This chapter charts the contribution of the House of Lords to some of the main developments in administrative law, with particular attention being given to the second half of the 20th century. Administrative law in the UK did not of course begin in the 20th century — judicial review on both procedural and substantive grounds has existed in developed form from at least the 17th century. It would, however, be impossible within the confines of this chapter to chart the House of Lords' contribution to the evolution of administrative law over this period. It is for this reason that the primary focus is on the 20th century and the revival or reinvigoration of judicial review in the second half. It is shown that judicial review has been reinvigorated from the 1960s onwards. The incidence and nature of such review continues to evolve. The most important influences have been the Human Rights Act 1998 and membership of the EU.

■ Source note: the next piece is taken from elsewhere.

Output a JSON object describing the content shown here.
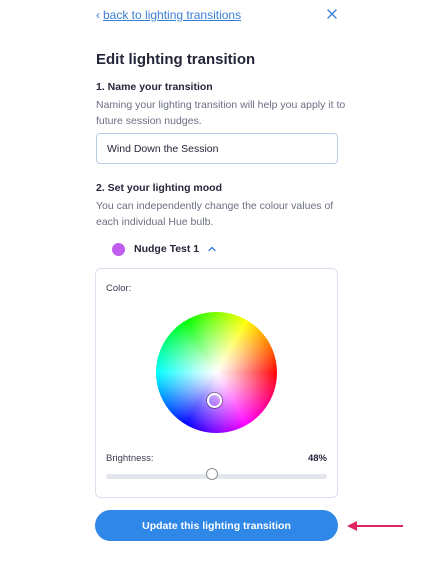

Oxford Scholarship Online requires a subscription or purchase to access the full text of books within the service. Public users can however freely search the site and view the abstracts and keywords for each book and chapter.
If you think you should have access to this title, please contact your librarian.